Unpopular Opinion – The Problem with CM Punk

Charles Barangan / September 12, 2016 - 6:51pm



So it turns out CM Punk lost his first fight. Oh the humanity! Oh the madness! Oh the mfmba-mfph-mhm. Excuse me, I need to remove the foot from my mouth.

So there you have it, ladies and gentlemen. Phil Brooks takes his bumps along with the rest of the herd at welterweight, seemingly thrown to the winds of ‘Fad’ fighters turned into paste at the hands of the mighty PPV machine. Cough James Toney Cough. What did we learn? As it turns out, being CM Punk is a lot harder than anyone might give him credit for.

Now I know what you’re thinking. This sounds a LOT like your previous article on MMA fighter and noted Ken doll Sage Northcutt. Bare with me for sec. We’ll get back to that one later. For now let’s take a quick peek at the good and the bad from Punk’s first foray into the wacky wide world of MMA.

The Good:

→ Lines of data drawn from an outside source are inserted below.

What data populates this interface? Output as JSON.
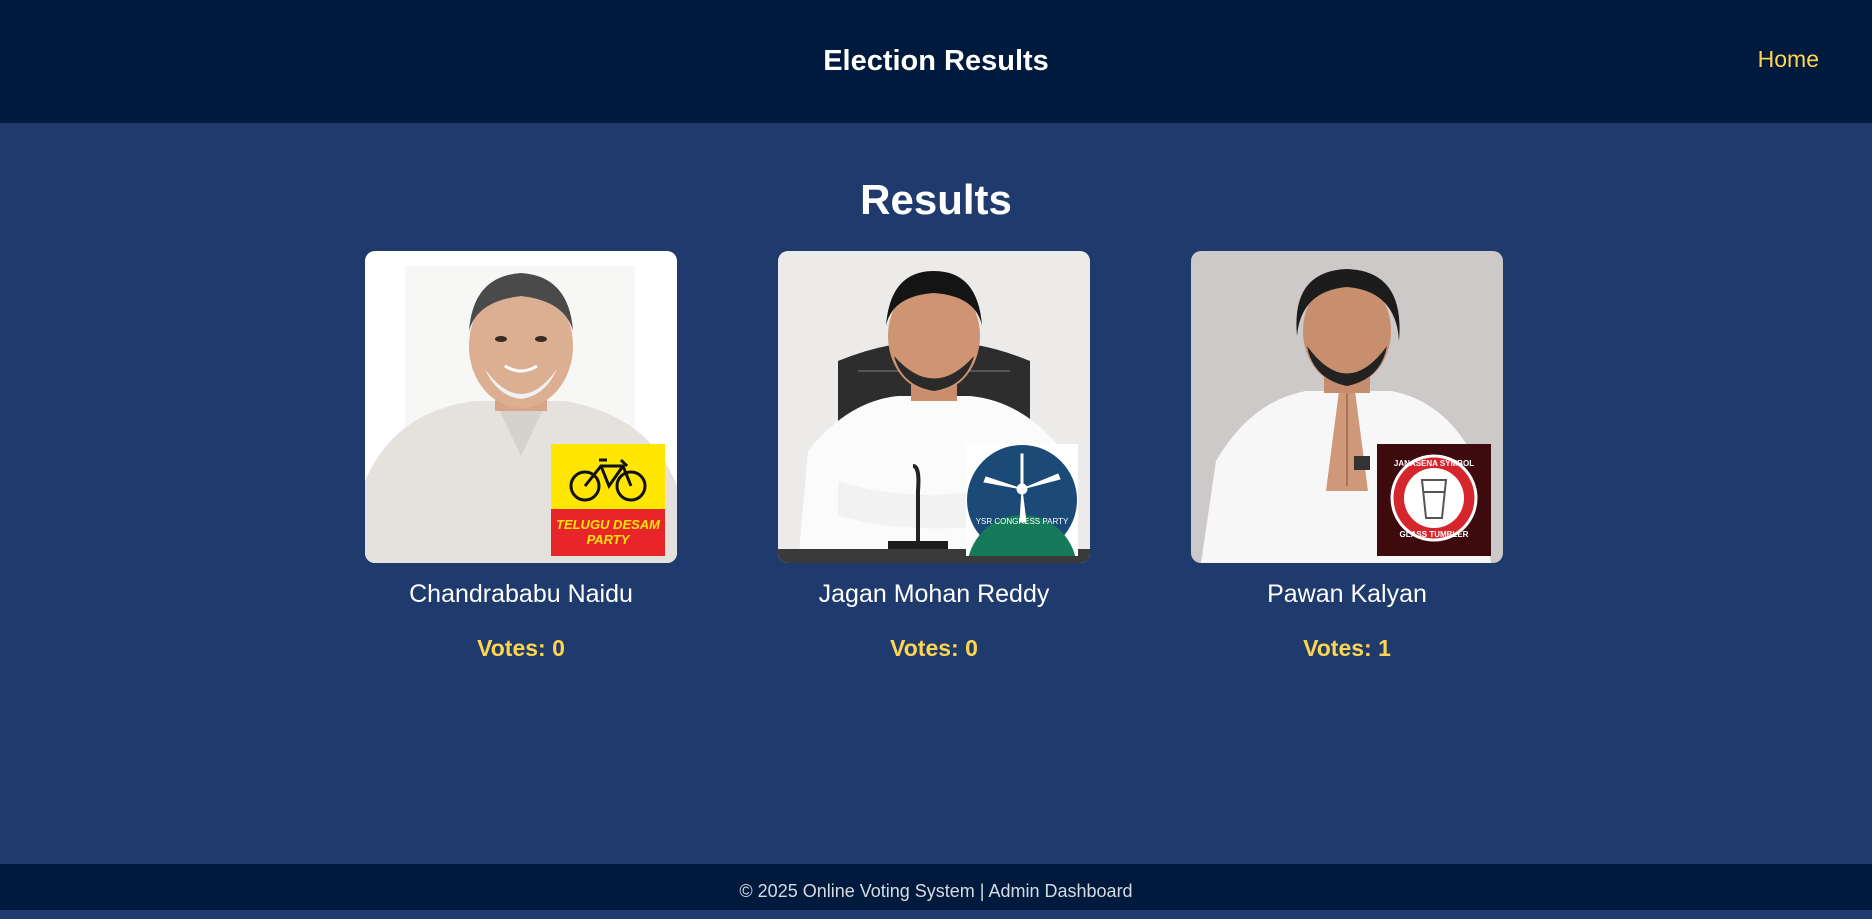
{
  "header": {
    "title": "Election Results",
    "home_label": "Home"
  },
  "main": {
    "title": "Results",
    "vote_prefix": "Votes: ",
    "candidates": [
      {
        "name": "Chandrababu Naidu",
        "votes": 0,
        "party_text": "TELUGU DESAM PARTY",
        "party_symbol": "bicycle-icon"
      },
      {
        "name": "Jagan Mohan Reddy",
        "votes": 0,
        "party_text": "YSR CONGRESS PARTY",
        "party_symbol": "ceiling-fan-icon"
      },
      {
        "name": "Pawan Kalyan",
        "votes": 1,
        "party_text": "JANASENA SYMBOL GLASS TUMBLER",
        "party_symbol": "glass-tumbler-icon"
      }
    ]
  },
  "footer": {
    "text": "© 2025 Online Voting System | Admin Dashboard"
  },
  "colors": {
    "header_bg": "#001a3d",
    "page_bg": "#1f3a6d",
    "accent": "#ffd54f"
  }
}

He didn’t slip on any banana peels, for one thing. He made it all the way into the cage and lasted past the opening bell. As far as a test of character goes, it’s huge. In combat sports, there are those who talk the talk, and those who walk the walk; then get spanked around in front of millions of viewers. The man brings a dedicated fan base (a veritable Cult of Personality, if you will) from another, well established prime-time sport into the octagon, which far more than the majority of fighters bring with them at the highest points of their career.

Why does this appearance actually matter? Aside from the whole ‘If I can do it, you can do it’ message, not since the days of Ramsey Nijem on the 13th season of The Ultimate Fighter have we seen a combatant stepping into the octagon with the equivalent amateur fighting experience of a baguette. Most fans would love to think they have the mental fortitude to do what the UFC demands, but in reality would crumble under the weight of the sheer promotional demands of being a competitor, let alone the actual training.

The Bad:

Yes, he brings eyes, many of whom are admittedly watching only to see Mickey Gall put the former WWE Superstar on the rear end of an ass-kicking. How long can that sort of viewership last? Eventually, if fed to the right wolves, we’d have another one of those awkward fights in the same vein of Stipe Miocic vs Mark Hunt, where everyone feels just slightly dirtier than they were willing to get after seeing the ‘day after’ photos.

His entry into the walled garden of the world’s largest mma promotion irks many of its personalities, and rightfully so. What of the fighters winning championship belts in smaller promotions, grinding their way into the sights of UFC talent scouts? Does the blood spilled in the auditoriums and casinos of small time events mean nothing by comparison to the all-powerful draw power of 38 year old sports entertainment personality who hasn’t been seen performing in years?

It’s difficult to say.

What now?

The real problem with Punk is simple. Had he won, we’d all have cried wolf at the ‘Fixed fight’ conspiracy, with pitchforks and torches in hand and ready to undo the ‘damage’ done to our precious Mickey Gall at the hands of an outsider. “FLUKE!” We’d chant, grievously wounded by the idea that someone could succeed without years of injury and litres of bodily fluid spilled.

There were never any real victories available for Phil Brooks here.

Now that he’s officially eaten his slice of humble pie, we can all rest easy while yelling ‘I told you so’ to any remaining CM Punk wrestling fans who have yet to crawl back into hiding.

It’s not like the discussion over his inclusion into the sport will die down at any time soon. In fact, I think it’s something to be embraced. Should he choose to fight again, my vote goes into a opponent we can all get behind.

You know who else plays the nerves of many of MMA’s fan base? Someone else who is often criticized for a lack of experience, a draw based on his ‘Let us watch him kiss the canvas’ appeal? Someone whose promotion is mostly reliant on his action-figure looks, youth and naiveté?

You guessed it.

I’m going to go ahead and join the flock of people who are turning into the skid of spectacle matchmaking and say should CM Punk decide to come on back, his opponent should be none other than everyone’s favourite hair-frosting enthusiast, Sage ‘What’s an arm triangle?’ Northcutt.

I know that Gall called him out, but let’s keep his trend of fighting elder statesmen going, shall we? Anyone know what Mike Pyle gets up to these days?

Okay, foot squarely inserted back into mouth.

Charles Barangan is an award-winning writer, producer and ice-cream enthusiast. Visit his Facebook page and Twitter (@Charlietron3000) for more content.